**Provided information:**

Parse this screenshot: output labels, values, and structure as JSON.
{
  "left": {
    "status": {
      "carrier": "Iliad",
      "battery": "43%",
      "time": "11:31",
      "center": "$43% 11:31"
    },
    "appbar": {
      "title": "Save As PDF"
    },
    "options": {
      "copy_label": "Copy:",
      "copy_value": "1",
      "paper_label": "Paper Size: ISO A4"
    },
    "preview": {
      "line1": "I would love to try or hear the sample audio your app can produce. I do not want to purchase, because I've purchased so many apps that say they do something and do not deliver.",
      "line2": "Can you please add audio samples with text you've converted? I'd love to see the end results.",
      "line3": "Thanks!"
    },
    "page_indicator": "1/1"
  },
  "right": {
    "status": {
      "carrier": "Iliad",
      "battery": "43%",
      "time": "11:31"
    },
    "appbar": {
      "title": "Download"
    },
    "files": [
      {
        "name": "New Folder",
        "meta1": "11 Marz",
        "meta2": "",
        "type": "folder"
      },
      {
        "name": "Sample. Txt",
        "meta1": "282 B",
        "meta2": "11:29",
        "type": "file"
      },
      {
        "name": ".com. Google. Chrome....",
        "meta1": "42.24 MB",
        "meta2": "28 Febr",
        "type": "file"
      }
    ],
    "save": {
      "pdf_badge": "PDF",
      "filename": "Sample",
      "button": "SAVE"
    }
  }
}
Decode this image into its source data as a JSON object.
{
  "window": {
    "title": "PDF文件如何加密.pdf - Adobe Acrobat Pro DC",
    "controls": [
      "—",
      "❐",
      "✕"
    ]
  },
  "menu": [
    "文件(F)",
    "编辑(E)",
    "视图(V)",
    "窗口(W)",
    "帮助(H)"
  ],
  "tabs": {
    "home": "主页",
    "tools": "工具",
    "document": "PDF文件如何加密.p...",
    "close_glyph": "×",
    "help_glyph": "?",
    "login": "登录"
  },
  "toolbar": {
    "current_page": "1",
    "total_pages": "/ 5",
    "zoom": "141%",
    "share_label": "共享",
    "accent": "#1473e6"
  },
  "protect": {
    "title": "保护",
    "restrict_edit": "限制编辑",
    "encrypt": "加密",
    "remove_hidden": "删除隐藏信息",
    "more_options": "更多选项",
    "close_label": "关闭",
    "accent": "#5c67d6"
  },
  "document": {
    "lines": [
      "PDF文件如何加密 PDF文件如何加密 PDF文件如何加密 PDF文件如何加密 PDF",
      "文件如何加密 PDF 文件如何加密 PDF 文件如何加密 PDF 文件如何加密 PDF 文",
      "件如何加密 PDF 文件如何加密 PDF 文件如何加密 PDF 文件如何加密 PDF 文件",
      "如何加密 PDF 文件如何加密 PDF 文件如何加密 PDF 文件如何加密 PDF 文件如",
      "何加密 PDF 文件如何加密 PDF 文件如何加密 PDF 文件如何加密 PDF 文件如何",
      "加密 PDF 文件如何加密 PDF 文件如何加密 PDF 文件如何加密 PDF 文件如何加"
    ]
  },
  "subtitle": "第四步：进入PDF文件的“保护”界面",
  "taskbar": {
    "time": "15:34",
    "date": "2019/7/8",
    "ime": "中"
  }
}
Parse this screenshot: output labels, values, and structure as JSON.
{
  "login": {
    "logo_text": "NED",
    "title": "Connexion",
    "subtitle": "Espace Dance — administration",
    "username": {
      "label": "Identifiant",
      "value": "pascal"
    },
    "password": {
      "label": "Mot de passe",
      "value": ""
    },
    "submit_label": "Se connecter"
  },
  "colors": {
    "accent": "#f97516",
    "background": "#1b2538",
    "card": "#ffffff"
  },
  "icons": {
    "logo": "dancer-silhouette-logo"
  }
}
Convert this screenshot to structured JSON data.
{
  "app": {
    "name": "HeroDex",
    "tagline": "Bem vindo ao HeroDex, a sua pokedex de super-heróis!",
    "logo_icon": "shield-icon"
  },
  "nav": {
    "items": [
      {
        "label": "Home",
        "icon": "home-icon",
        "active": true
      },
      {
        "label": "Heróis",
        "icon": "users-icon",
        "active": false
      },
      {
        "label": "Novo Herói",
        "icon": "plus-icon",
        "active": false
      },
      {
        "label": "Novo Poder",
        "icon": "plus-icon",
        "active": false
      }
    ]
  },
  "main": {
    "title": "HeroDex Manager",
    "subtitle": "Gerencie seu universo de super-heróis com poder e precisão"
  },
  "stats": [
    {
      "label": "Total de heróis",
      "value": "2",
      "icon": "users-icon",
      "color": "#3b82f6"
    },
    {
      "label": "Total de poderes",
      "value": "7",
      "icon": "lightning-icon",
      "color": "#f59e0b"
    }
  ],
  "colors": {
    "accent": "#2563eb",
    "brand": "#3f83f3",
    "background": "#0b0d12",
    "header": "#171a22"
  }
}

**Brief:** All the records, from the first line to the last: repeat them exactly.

**Completed exercise:**
Parse this screenshot: output labels, values, and structure as JSON.
{
  "left": {
    "status": {
      "carrier": "Iliad",
      "battery": "43%",
      "time": "11:31",
      "center": "$43% 11:31"
    },
    "appbar": {
      "title": "Save As PDF"
    },
    "options": {
      "copy_label": "Copy:",
      "copy_value": "1",
      "paper_label": "Paper Size: ISO A4"
    },
    "preview": {
      "line1": "I would love to try or hear the sample audio your app can produce. I do not want to purchase, because I've purchased so many apps that say they do something and do not deliver.",
      "line2": "Can you please add audio samples with text you've converted? I'd love to see the end results.",
      "line3": "Thanks!"
    },
    "page_indicator": "1/1"
  },
  "right": {
    "status": {
      "carrier": "Iliad",
      "battery": "43%",
      "time": "11:31"
    },
    "appbar": {
      "title": "Download"
    },
    "files": [
      {
        "name": "New Folder",
        "meta1": "11 Marz",
        "meta2": "",
        "type": "folder"
      },
      {
        "name": "Sample. Txt",
        "meta1": "282 B",
        "meta2": "11:29",
        "type": "file"
      },
      {
        "name": ".com. Google. Chrome....",
        "meta1": "42.24 MB",
        "meta2": "28 Febr",
        "type": "file"
      }
    ],
    "save": {
      "pdf_badge": "PDF",
      "filename": "Sample",
      "button": "SAVE"
    }
  }
}
Decode this image into its source data as a JSON object.
{
  "window": {
    "title": "PDF文件如何加密.pdf - Adobe Acrobat Pro DC",
    "controls": [
      "—",
      "❐",
      "✕"
    ]
  },
  "menu": [
    "文件(F)",
    "编辑(E)",
    "视图(V)",
    "窗口(W)",
    "帮助(H)"
  ],
  "tabs": {
    "home": "主页",
    "tools": "工具",
    "document": "PDF文件如何加密.p...",
    "close_glyph": "×",
    "help_glyph": "?",
    "login": "登录"
  },
  "toolbar": {
    "current_page": "1",
    "total_pages": "/ 5",
    "zoom": "141%",
    "share_label": "共享",
    "accent": "#1473e6"
  },
  "protect": {
    "title": "保护",
    "restrict_edit": "限制编辑",
    "encrypt": "加密",
    "remove_hidden": "删除隐藏信息",
    "more_options": "更多选项",
    "close_label": "关闭",
    "accent": "#5c67d6"
  },
  "document": {
    "lines": [
      "PDF文件如何加密 PDF文件如何加密 PDF文件如何加密 PDF文件如何加密 PDF",
      "文件如何加密 PDF 文件如何加密 PDF 文件如何加密 PDF 文件如何加密 PDF 文",
      "件如何加密 PDF 文件如何加密 PDF 文件如何加密 PDF 文件如何加密 PDF 文件",
      "如何加密 PDF 文件如何加密 PDF 文件如何加密 PDF 文件如何加密 PDF 文件如",
      "何加密 PDF 文件如何加密 PDF 文件如何加密 PDF 文件如何加密 PDF 文件如何",
      "加密 PDF 文件如何加密 PDF 文件如何加密 PDF 文件如何加密 PDF 文件如何加"
    ]
  },
  "subtitle": "第四步：进入PDF文件的“保护”界面",
  "taskbar": {
    "time": "15:34",
    "date": "2019/7/8",
    "ime": "中"
  }
}
Parse this screenshot: output labels, values, and structure as JSON.
{
  "login": {
    "logo_text": "NED",
    "title": "Connexion",
    "subtitle": "Espace Dance — administration",
    "username": {
      "label": "Identifiant",
      "value": "pascal"
    },
    "password": {
      "label": "Mot de passe",
      "value": ""
    },
    "submit_label": "Se connecter"
  },
  "colors": {
    "accent": "#f97516",
    "background": "#1b2538",
    "card": "#ffffff"
  },
  "icons": {
    "logo": "dancer-silhouette-logo"
  }
}
Convert this screenshot to structured JSON data.
{
  "app": {
    "name": "HeroDex",
    "tagline": "Bem vindo ao HeroDex, a sua pokedex de super-heróis!",
    "logo_icon": "shield-icon"
  },
  "nav": {
    "items": [
      {
        "label": "Home",
        "icon": "home-icon",
        "active": true
      },
      {
        "label": "Heróis",
        "icon": "users-icon",
        "active": false
      },
      {
        "label": "Novo Herói",
        "icon": "plus-icon",
        "active": false
      },
      {
        "label": "Novo Poder",
        "icon": "plus-icon",
        "active": false
      }
    ]
  },
  "main": {
    "title": "HeroDex Manager",
    "subtitle": "Gerencie seu universo de super-heróis com poder e precisão"
  },
  "stats": [
    {
      "label": "Total de heróis",
      "value": "2",
      "icon": "users-icon",
      "color": "#3b82f6"
    },
    {
      "label": "Total de poderes",
      "value": "7",
      "icon": "lightning-icon",
      "color": "#f59e0b"
    }
  ],
  "colors": {
    "accent": "#2563eb",
    "brand": "#3f83f3",
    "background": "#0b0d12",
    "header": "#171a22"
  }
}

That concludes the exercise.